▶ _EXERCISE DETAILS_
Every line below that holds the string "this" should be copied out.

▶ _Stored data entries_
--- --- ---

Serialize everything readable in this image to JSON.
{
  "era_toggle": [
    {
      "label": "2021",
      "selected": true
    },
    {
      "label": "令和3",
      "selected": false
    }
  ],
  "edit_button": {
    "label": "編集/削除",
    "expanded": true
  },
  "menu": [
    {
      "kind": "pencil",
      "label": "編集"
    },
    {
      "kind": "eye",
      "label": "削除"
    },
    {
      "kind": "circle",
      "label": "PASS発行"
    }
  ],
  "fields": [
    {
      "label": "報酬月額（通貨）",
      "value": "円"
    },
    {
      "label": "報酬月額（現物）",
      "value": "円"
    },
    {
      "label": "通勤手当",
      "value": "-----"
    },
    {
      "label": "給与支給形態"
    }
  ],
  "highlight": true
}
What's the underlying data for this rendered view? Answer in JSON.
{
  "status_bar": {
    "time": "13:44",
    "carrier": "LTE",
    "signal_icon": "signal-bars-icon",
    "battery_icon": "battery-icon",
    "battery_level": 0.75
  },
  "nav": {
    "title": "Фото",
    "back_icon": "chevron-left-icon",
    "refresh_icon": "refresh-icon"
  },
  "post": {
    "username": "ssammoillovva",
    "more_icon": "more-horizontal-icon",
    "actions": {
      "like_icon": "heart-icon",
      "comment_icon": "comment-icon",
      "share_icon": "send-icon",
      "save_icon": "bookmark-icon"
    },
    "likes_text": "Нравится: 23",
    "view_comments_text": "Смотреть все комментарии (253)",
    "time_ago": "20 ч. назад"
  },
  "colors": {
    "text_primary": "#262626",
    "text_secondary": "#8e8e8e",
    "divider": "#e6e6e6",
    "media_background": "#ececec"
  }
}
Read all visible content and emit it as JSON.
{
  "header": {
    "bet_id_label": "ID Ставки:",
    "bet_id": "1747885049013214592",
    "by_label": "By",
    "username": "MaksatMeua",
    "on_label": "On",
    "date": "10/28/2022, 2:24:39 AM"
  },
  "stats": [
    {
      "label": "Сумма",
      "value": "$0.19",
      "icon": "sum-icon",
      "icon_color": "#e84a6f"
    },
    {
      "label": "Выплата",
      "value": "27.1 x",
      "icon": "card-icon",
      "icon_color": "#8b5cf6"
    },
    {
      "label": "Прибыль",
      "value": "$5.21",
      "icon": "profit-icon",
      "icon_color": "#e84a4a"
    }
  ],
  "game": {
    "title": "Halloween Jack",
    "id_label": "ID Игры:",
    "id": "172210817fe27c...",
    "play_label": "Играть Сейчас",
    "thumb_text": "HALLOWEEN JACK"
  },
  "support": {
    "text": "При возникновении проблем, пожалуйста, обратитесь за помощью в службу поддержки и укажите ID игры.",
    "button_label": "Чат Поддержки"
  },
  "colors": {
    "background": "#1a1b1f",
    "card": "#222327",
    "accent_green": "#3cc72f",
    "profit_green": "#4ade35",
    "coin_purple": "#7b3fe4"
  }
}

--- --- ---

▶ _RESPONSE AREA_
Serialize everything readable in this image to JSON.
What's the underlying data for this rendered view? Answer in JSON.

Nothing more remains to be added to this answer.